Locking a light out will prevent overdischarge and cells going into reversal, but lithium manganese cells (CR type) can vent / explode / etc even if they are not subjected to conditions of overdischarge or overheating. It is rare, but internal shorts can form in partially discharged cells, thermal run away can occur, and a fire or explosion can result.
Locking a light out is a good habit to get into, but it can not prevent these types of occurrences 100% of the time. It will, however, greatly reduce the possibility.
Your explanation for why some batteries are fuller than others is because some where fuller to begin with? How does this explain that the battery at the bezel end has been shown to be the one that discharges the most (I've found this to be so myself with plenty of sets of batteries through the 12PM)
I've not aware of any instance of a battery going bad in a single-cell flashlight where accidental activation can be ruled out beyond all reasonable doubt.
1. Electrons flow from the lithium metal anode, through the filament, and back to the manganese dioxide cathode of the cell. This is what is called a redox reaction (reduction-oxidation).
2. 2 or more cells in series will each have the same number of electrons flow through them. I think we can agree that they are, in this sense, acting like a piece of wire used to complete a circuit.
3. Efficiency of discharge is improved at higher than ambient temperatures, but since the same number of electrons flow through each cell in series, you can't get into an imbalanced situation with regard to depth of discharge unless the cells contained more or less lithium to start with (CR cells are anode-limited, which means that there is an excess of cathode material).
If this is still unclear, I'll check back into this thread later and try to expand upon this explanation.
I think you're going to have to because I'm not understanding your explanation and doesn't seem to fit with what is being experienced.
Are you're saying that a partially used battery in series with a full battery acts to limit the amount of stored energy the full battery can release [and that once the partially used battery is drained it is impossible for the other battery that still has charge in it to provide this to the circuit.
Also, that it doesn't matter which order these batteries are in - they will only ever discharge the amount of energy that the least-full battery has.
The least-full battery in a series of four (in the M4 for example) could be anywhere. Heat has no influence other than to make it easier for the battery closest to the bezel to discharge but it won't discharge any more than the less-full battery. Heat influences the rate of discharge only and not the amount?
With regards to 'reverse charging' - are you saying that the CR123A battery can not discharge any charge gained through 'reverse charging'?
Last edited by Size15's; 11-09-2009 at 01:41 PM.
However, because the cells (in an M4, to take your example) are in series, the same number of electrons flows through each of them, so final depth of discharge is entirely dependent on initial metallic lithium content.
Really, I don't mean to be confrontational or pedantic about this topic.

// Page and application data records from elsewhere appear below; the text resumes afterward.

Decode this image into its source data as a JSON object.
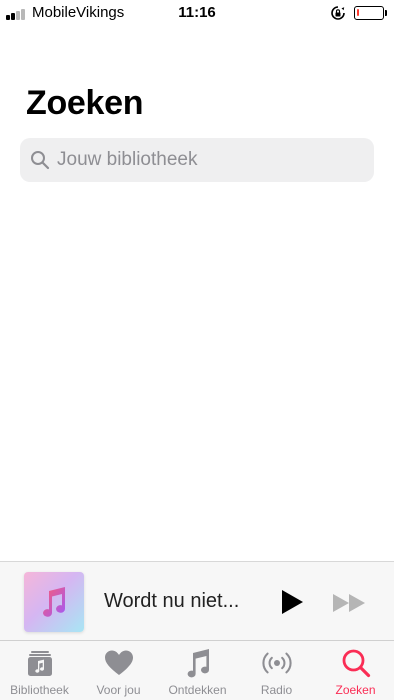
{
  "status_bar": {
    "carrier": "MobileVikings",
    "time": "11:16",
    "battery_level": 0.1
  },
  "page": {
    "title": "Zoeken"
  },
  "search": {
    "placeholder": "Jouw bibliotheek"
  },
  "mini_player": {
    "title": "Wordt nu niet..."
  },
  "tab_bar": {
    "items": [
      {
        "label": "Bibliotheek",
        "icon": "library-icon",
        "active": false
      },
      {
        "label": "Voor jou",
        "icon": "heart-icon",
        "active": false
      },
      {
        "label": "Ontdekken",
        "icon": "music-note-icon",
        "active": false
      },
      {
        "label": "Radio",
        "icon": "radio-icon",
        "active": false
      },
      {
        "label": "Zoeken",
        "icon": "search-icon",
        "active": true
      }
    ]
  },
  "colors": {
    "accent": "#fa2d55",
    "inactive": "#8e8e93",
    "battery_low": "#ff3b30"
  }
}
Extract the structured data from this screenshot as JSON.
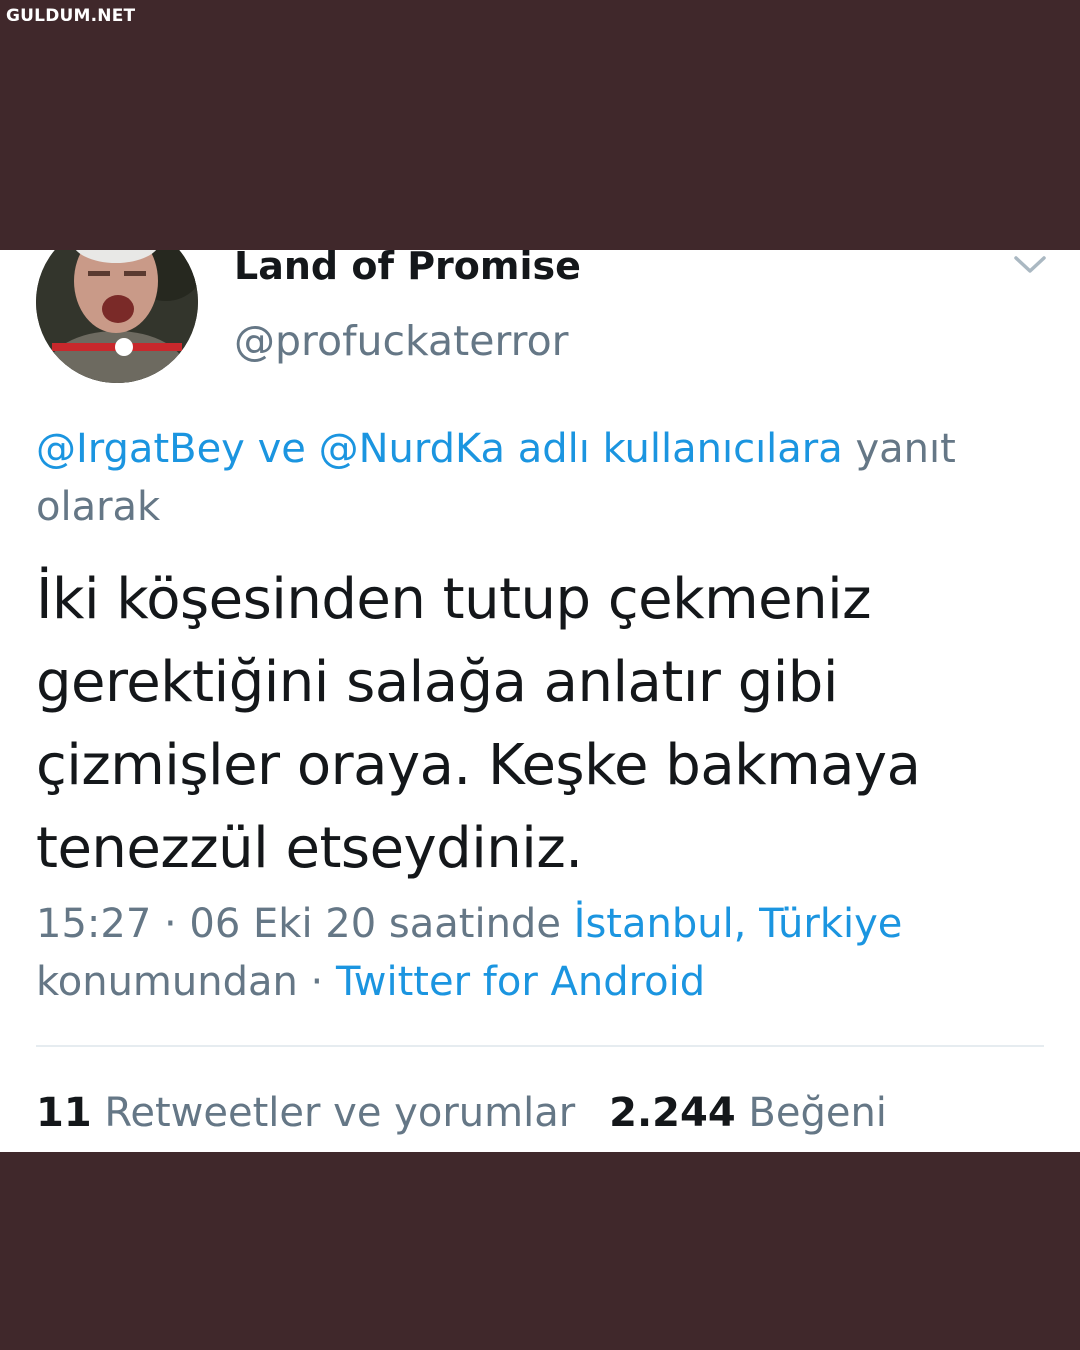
{
  "watermark": "GULDUM.NET",
  "tweet": {
    "display_name": "Land of Promise",
    "handle": "@profuckaterror",
    "reply": {
      "mention1": "@IrgatBey",
      "connector": " ve ",
      "mention2": "@NurdKa",
      "link_suffix": " adlı kullanıcılara",
      "suffix": " yanıt olarak"
    },
    "text_lines": [
      "İki köşesinden tutup çekmeniz",
      "gerektiğini salağa anlatır gibi",
      "çizmişler oraya. Keşke bakmaya",
      "tenezzül etseydiniz."
    ],
    "meta": {
      "time_date": "15:27 · 06 Eki 20 saatinde ",
      "location": "İstanbul, Türkiye",
      "location_suffix": " konumundan · ",
      "source": "Twitter for Android"
    },
    "stats": {
      "retweets_count": "11",
      "retweets_label": "Retweetler ve yorumlar",
      "likes_count": "2.244",
      "likes_label": "Beğeni"
    }
  },
  "icons": {
    "avatar": "profile-photo",
    "menu": "chevron-down-icon"
  },
  "colors": {
    "background": "#40282b",
    "card": "#ffffff",
    "link": "#1b95e0",
    "muted": "#657786",
    "text": "#14171a"
  }
}
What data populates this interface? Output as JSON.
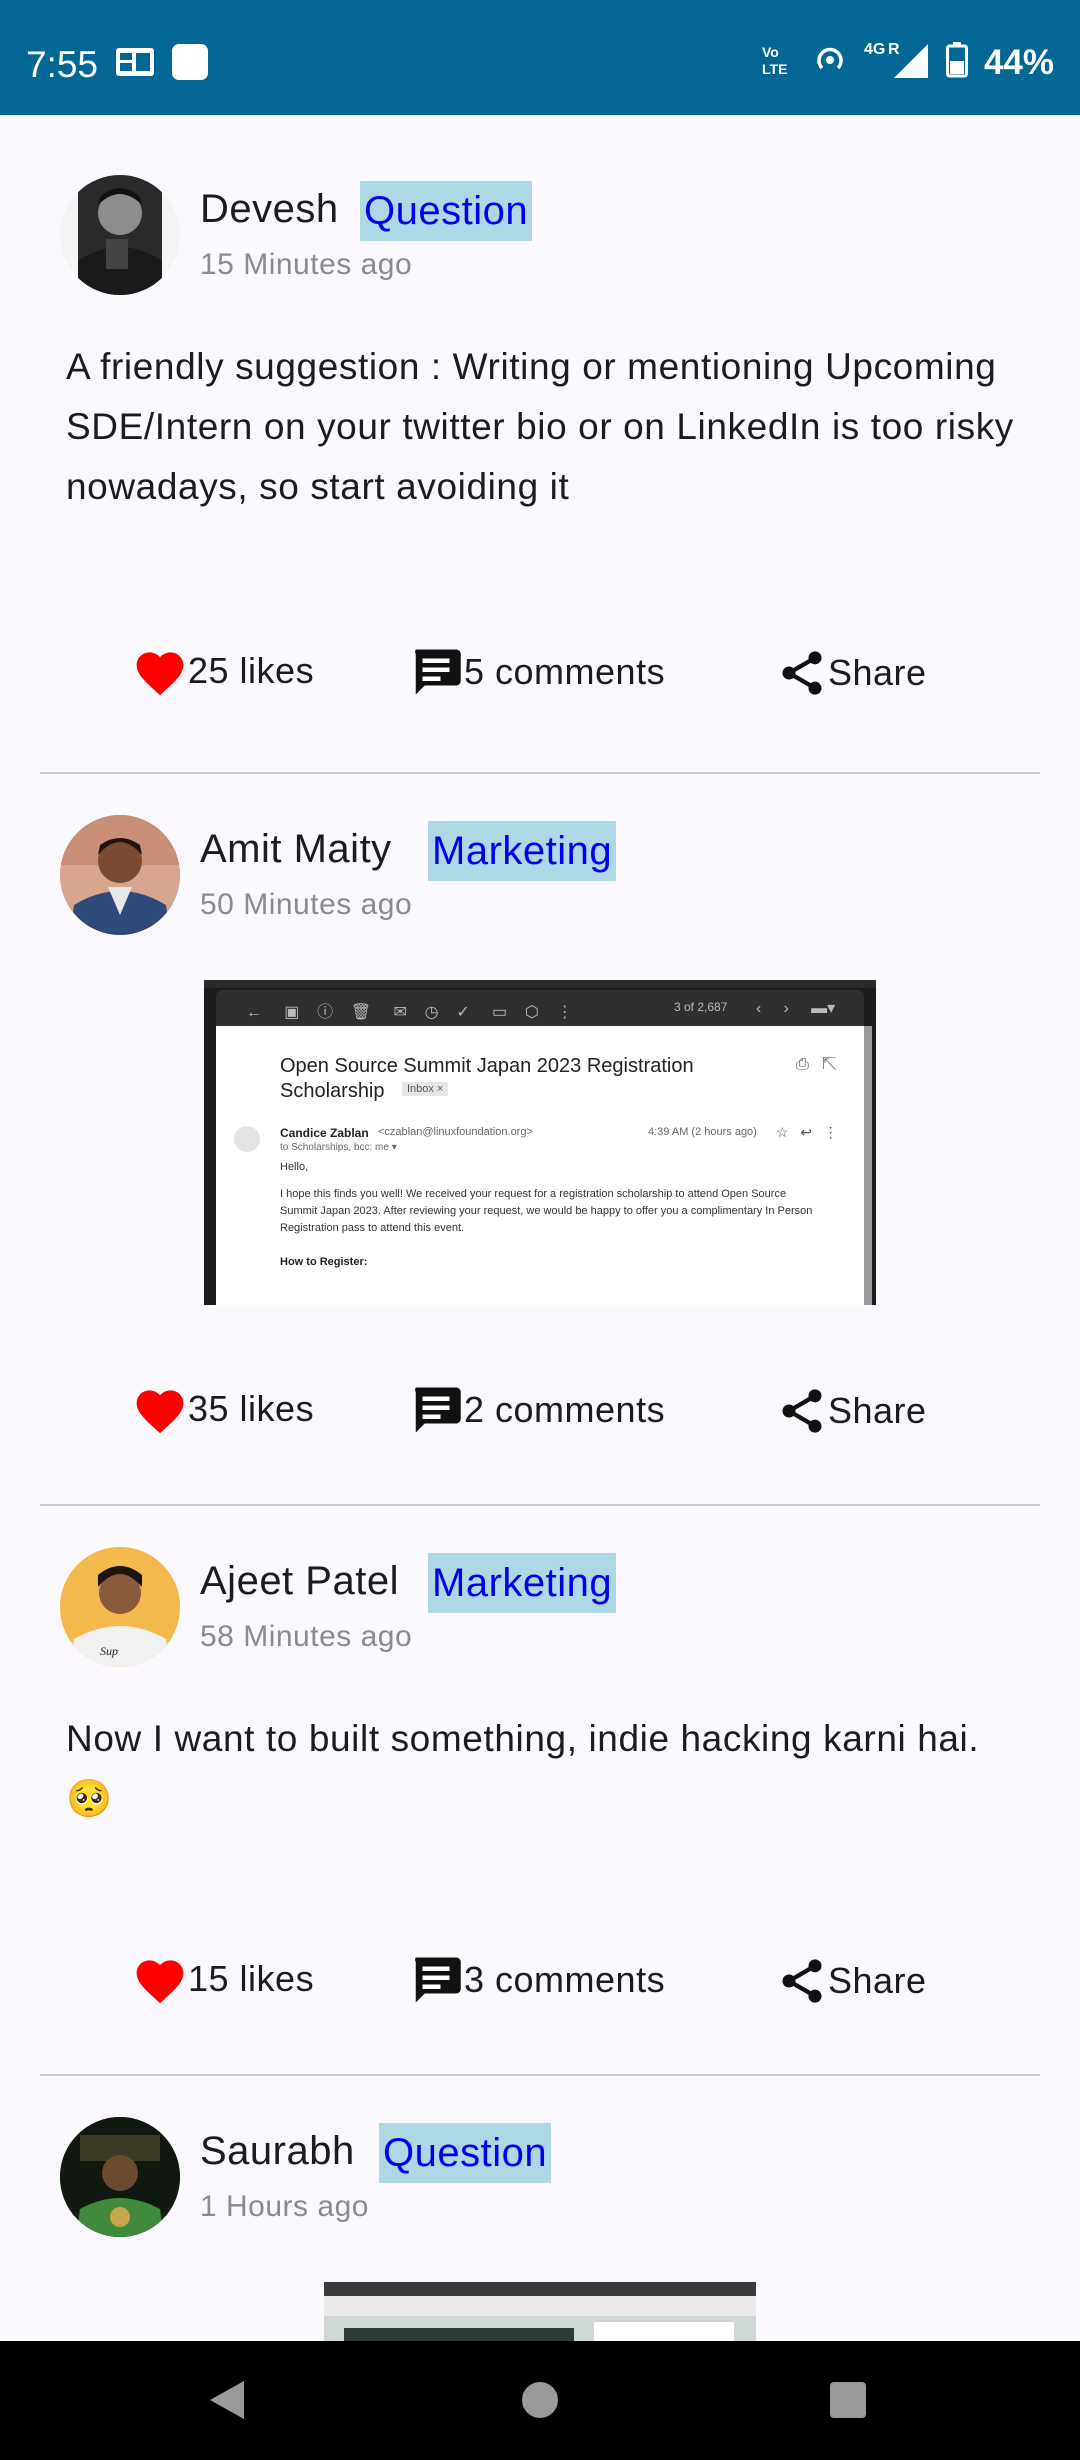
{
  "status_bar": {
    "time": "7:55",
    "network": "4G",
    "battery": "44%"
  },
  "posts": [
    {
      "author": "Devesh",
      "tag": "Question",
      "time": "15 Minutes ago",
      "text": "A friendly suggestion : Writing or mentioning Upcoming SDE/Intern on your twitter bio or on LinkedIn is too risky nowadays, so start avoiding it",
      "likes": "25 likes",
      "comments": "5 comments",
      "share": "Share"
    },
    {
      "author": "Amit Maity",
      "tag": "Marketing",
      "time": "50 Minutes ago",
      "image": {
        "toolbar_count": "3 of 2,687",
        "subject": "Open Source Summit Japan 2023 Registration Scholarship",
        "label": "Inbox ×",
        "sender": "Candice Zablan",
        "sender_email": "<czablan@linuxfoundation.org>",
        "sent_time": "4:39 AM (2 hours ago)",
        "to": "to Scholarships, bcc: me ▾",
        "greeting": "Hello,",
        "body": "I hope this finds you well! We received your request for a registration scholarship to attend Open Source Summit Japan 2023. After reviewing your request, we would be happy to offer you a complimentary In Person Registration pass to attend this event.",
        "heading": "How to Register:"
      },
      "likes": "35 likes",
      "comments": "2 comments",
      "share": "Share"
    },
    {
      "author": "Ajeet Patel",
      "tag": "Marketing",
      "time": "58 Minutes ago",
      "text": "Now I want to built something, indie hacking karni hai. 🥺",
      "likes": "15 likes",
      "comments": "3 comments",
      "share": "Share"
    },
    {
      "author": "Saurabh",
      "tag": "Question",
      "time": "1 Hours ago"
    }
  ],
  "colors": {
    "status_bar": "#036796",
    "tag_bg": "#add8e6",
    "tag_text": "#0000ee",
    "like_heart": "#ff0000",
    "divider": "#c9c7d3"
  },
  "icons": [
    "like-heart-icon",
    "comment-icon",
    "share-icon",
    "back-icon",
    "home-icon",
    "recents-icon"
  ]
}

If you'd like to continue this via PM I'd be more than happy to do so, and avoid further cluttering this thread.
Thanks for taking the time to explain - I'm learning new things about batteries.